Standard Form Construction Contracts
New editions and new contracts continue to be published.
The Joint Contracts Tribunal (JCT) has finally published the last batch of contracts to complete its roll-out of the 2016 suite of standard form construction contracts. 2016 editions of its Management Contracting and Construction Management contract families were published at the end of June 2017.
On 22 June 2017, the NEC4 suite of contracts was published. The contracts are said to have been updated and streamlined following "feedback from the industry, considering Government priorities and emerging best practice". The NEC philosophy of collaboration, fair dealing and good project management is said to remain. The NEC4 suite includes two new contracts; the Design, Build and Operate Contract (DBO) and the Alliance Contract (ALC). The ALC was published in consultative form and the final form is expected in early 2018.

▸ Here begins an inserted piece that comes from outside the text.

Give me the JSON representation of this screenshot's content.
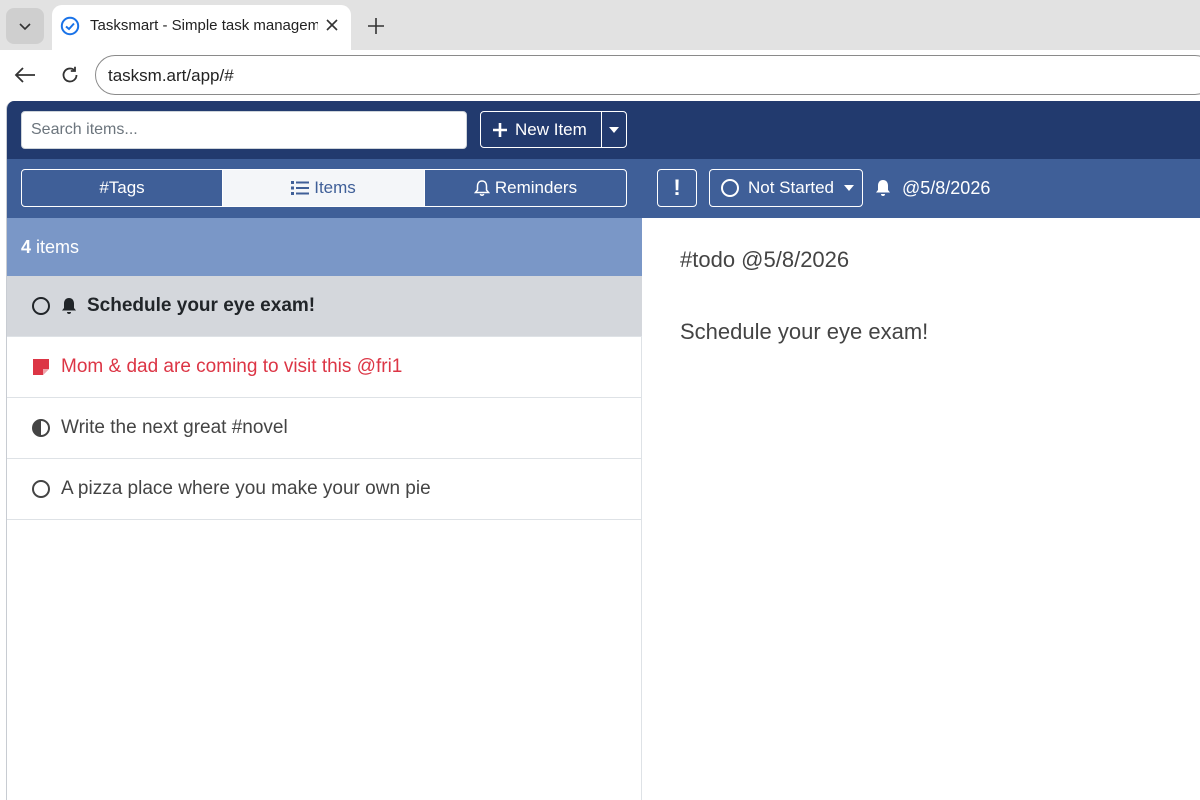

New editions of the FIDIC Red, yellow and Siler Books, which were expected this summer, have however been delayed.
In an attempt to reform the practice of cash retentions in the construction industry, a Private Member's Bill, the Construction Industry (Protection of Cash Retentions) Bill, was presented to Parliament on 26 April 2017 to make provision "to safeguard, and for the release of, cash retentions in the construction industry". Despite cross-party agreement about the need to reform cash retentions in the construction industry, the Bill lapsed due to the dissolution of Parliament on 3 May 2017 prior to the general election. The Bill will now need to be re-introduced to Parliament.
Building regulations and fire safety
An independent review of building regulations and fire safety was announced by the Government on the 28 July 2017. With a particular focus on high rise residential buildings, the review will examine:
the regulatory system around the design, construction and on-going management of buildings in relation to fire safety
related compliance and enforcement issues
international regulation and experience in this area.
An interim report is expected before the end of the year with a final report no later than spring 2018.
The Business and Property Courts
From 2 October 2017, the specialist civil courts (including the Technology and Construction Court) and the lists of the Chancery Division will become collectively known as the Business and Property Courts of England and Wales. The Business and Property Courts will act as a single umbrella for business specialist courts across England and Wales facilitating more flexible cross-deployment of judges with suitable expertise to sit on appropriate business and property cases. Initially there will also be Business and Property Courts in Birmingham, Manchester, Leeds, Bristol and Cardiff, with plans to expand to Newcastle and Liverpool. The intention is to increase the number of cases being handled in the regions. Again, it is being said that "no case should be deemed too big to be tried outside London".
This new structure, together with the Financial List and the Shorter and Flexible Trial Scheme, is intended to enhance the UK’s reputation for international dispute resolution.